* WHAT YOU NEED TO DO:
Below are records; report the number of lines among them that include the word "favColor", and nothing further.

[Data entries]
□ □ □

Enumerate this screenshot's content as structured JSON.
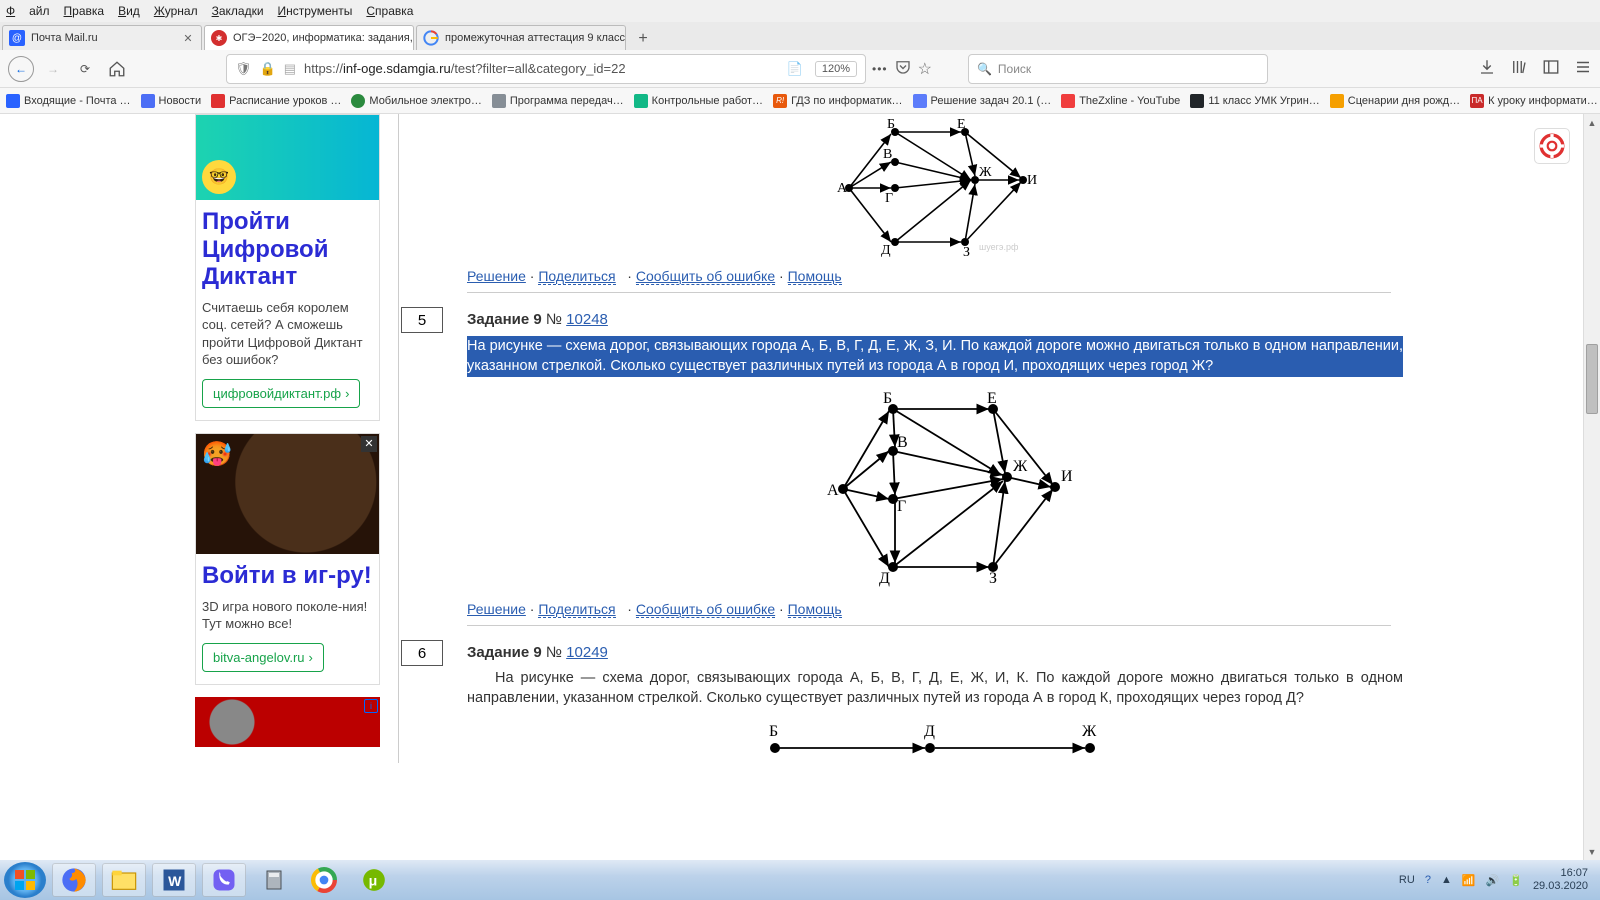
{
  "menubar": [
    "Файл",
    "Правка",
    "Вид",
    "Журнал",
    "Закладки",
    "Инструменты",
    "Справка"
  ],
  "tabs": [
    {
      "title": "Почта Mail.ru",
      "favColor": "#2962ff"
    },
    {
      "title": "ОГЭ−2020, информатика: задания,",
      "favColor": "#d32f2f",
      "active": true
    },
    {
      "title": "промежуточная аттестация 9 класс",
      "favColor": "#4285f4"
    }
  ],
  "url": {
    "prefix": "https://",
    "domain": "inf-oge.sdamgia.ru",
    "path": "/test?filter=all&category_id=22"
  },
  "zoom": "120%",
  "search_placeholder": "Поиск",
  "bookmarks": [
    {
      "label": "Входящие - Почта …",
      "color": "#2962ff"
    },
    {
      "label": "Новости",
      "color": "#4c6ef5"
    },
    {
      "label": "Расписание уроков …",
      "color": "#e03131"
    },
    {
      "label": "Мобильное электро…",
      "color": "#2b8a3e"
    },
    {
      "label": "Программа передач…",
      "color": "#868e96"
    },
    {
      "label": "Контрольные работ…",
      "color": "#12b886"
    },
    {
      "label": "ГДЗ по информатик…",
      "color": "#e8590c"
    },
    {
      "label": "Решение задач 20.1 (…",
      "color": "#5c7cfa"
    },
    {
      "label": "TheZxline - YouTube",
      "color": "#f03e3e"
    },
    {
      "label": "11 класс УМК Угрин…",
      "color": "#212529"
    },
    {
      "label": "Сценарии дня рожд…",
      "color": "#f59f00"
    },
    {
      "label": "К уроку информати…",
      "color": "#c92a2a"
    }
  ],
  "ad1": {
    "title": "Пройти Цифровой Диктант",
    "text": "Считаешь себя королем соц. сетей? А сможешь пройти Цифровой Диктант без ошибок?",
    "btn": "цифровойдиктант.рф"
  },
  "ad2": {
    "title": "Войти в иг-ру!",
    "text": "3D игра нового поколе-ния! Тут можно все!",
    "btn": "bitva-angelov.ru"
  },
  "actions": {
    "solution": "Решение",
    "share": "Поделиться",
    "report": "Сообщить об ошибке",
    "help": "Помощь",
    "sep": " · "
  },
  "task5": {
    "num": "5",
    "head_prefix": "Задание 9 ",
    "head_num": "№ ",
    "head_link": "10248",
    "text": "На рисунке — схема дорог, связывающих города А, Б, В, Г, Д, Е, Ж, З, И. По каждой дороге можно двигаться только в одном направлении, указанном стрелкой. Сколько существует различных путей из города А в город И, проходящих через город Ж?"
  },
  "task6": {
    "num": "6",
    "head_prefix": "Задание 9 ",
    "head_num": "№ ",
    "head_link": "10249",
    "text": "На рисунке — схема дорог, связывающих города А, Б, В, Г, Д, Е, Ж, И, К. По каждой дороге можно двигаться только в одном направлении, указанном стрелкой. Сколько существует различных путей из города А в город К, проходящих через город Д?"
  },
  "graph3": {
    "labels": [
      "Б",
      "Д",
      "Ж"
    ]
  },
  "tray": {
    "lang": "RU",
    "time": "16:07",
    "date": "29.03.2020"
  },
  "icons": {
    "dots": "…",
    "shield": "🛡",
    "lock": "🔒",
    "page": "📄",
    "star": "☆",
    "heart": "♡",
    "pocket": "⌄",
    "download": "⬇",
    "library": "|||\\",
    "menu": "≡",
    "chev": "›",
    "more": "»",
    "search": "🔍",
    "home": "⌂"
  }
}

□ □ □

* EXPECTED ANSWER:
3